# Material to process:
· · · ·

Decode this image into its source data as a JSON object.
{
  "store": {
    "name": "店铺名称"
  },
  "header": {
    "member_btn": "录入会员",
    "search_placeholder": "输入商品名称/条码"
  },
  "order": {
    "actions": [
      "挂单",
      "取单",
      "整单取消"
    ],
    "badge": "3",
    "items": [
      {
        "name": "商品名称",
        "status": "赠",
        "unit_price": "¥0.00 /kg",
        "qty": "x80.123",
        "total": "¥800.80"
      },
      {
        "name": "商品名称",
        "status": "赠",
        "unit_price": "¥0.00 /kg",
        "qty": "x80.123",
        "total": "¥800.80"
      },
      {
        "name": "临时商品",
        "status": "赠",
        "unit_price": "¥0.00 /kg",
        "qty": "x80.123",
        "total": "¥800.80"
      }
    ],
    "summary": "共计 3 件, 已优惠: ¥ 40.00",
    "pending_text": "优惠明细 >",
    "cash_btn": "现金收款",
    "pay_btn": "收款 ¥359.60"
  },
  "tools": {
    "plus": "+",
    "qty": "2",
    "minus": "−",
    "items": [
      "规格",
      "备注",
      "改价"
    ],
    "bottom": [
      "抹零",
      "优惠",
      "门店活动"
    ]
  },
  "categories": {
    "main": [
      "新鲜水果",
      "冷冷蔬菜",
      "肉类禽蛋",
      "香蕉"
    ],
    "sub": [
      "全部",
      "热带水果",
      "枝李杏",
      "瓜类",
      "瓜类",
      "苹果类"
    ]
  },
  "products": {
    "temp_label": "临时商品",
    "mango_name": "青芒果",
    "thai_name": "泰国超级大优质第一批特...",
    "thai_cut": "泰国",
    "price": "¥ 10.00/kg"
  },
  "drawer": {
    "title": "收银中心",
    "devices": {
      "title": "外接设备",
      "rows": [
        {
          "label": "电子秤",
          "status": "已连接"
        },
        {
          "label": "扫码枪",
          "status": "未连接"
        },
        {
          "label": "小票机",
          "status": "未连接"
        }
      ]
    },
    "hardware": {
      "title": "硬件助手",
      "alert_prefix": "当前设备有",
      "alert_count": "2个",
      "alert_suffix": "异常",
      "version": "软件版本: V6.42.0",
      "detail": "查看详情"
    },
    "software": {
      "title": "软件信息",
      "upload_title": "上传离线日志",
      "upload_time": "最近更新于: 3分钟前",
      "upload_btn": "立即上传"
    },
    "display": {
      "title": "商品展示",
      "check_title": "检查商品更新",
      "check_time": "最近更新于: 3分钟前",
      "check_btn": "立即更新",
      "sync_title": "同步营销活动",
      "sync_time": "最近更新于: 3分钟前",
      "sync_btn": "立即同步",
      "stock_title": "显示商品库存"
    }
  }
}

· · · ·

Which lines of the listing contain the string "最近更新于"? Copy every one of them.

      "upload_time": "最近更新于: 3分钟前",
      "check_time": "最近更新于: 3分钟前",
      "sync_time": "最近更新于: 3分钟前",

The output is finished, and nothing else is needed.